Dataset START

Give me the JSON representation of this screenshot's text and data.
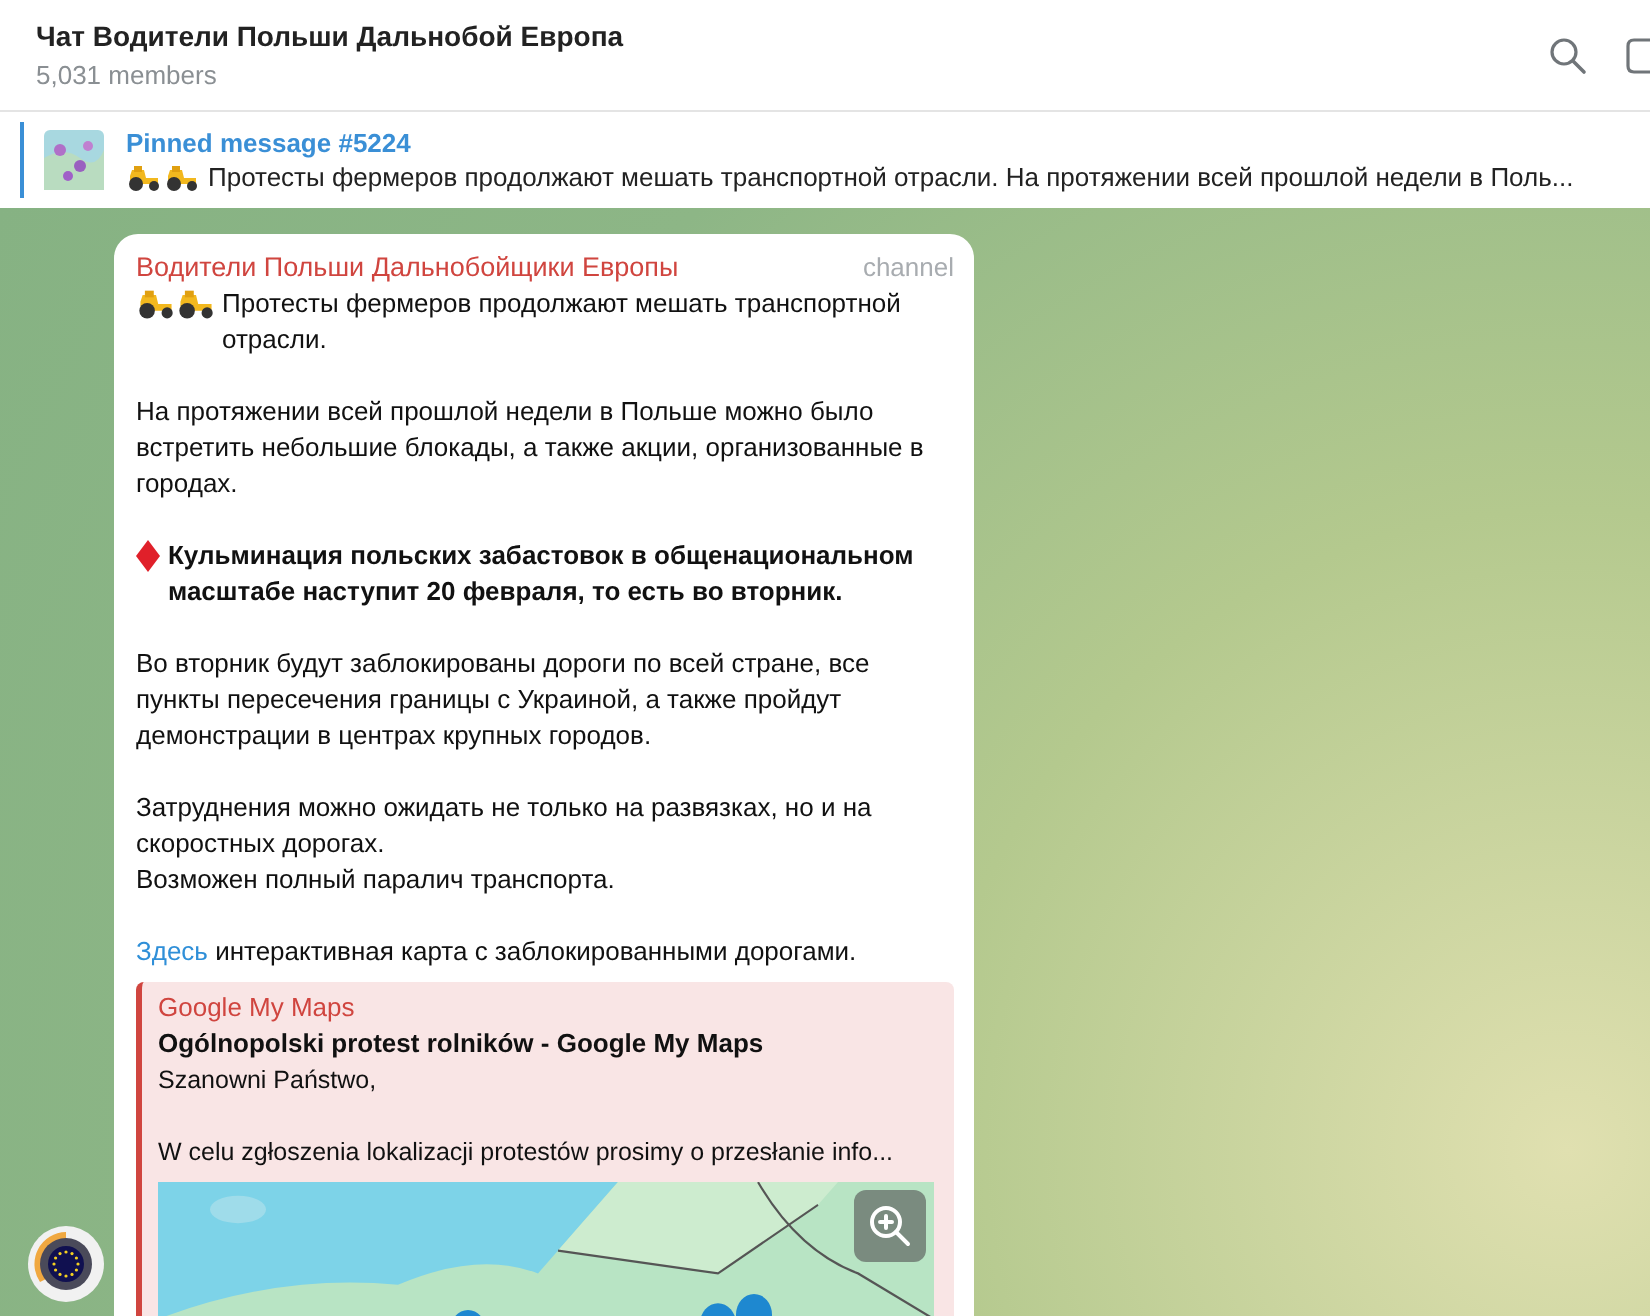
{
  "chat": {
    "title": "Чат Водители Польши Дальнобой Европа",
    "members": "5,031 members"
  },
  "pinned": {
    "label": "Pinned message #5224",
    "text": "Протесты фермеров продолжают мешать транспортной отрасли.  На протяжении всей прошлой недели в Поль..."
  },
  "message": {
    "sender": "Водители Польши Дальнобойщики Европы",
    "badge": "channel",
    "paragraphs": [
      {
        "kind": "lead",
        "text": "Протесты фермеров продолжают мешать транспортной отрасли."
      },
      {
        "kind": "plain",
        "text": "На протяжении всей прошлой недели в Польше можно было встретить небольшие блокады, а также акции, организованные в городах."
      },
      {
        "kind": "alert",
        "text": "Кульминация польских забастовок в общенациональном масштабе наступит 20 февраля, то есть во вторник."
      },
      {
        "kind": "plain",
        "text": "Во вторник будут заблокированы дороги по всей стране, все пункты пересечения границы с Украиной, а также пройдут демонстрации в центрах крупных городов."
      },
      {
        "kind": "plain",
        "text": "Затруднения можно ожидать не только на развязках, но и на скоростных дорогах.\nВозможен полный паралич транспорта."
      },
      {
        "kind": "link",
        "link": "Здесь",
        "text": " интерактивная карта с заблокированными дорогами."
      }
    ],
    "preview": {
      "site": "Google My Maps",
      "title": "Ogólnopolski protest rolników - Google My Maps",
      "description": "Szanowni Państwo,\n\nW celu zgłoszenia lokalizacji protestów prosimy o przesłanie info..."
    }
  }
}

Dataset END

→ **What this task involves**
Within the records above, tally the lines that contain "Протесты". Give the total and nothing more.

→ **Output of the exercise**
2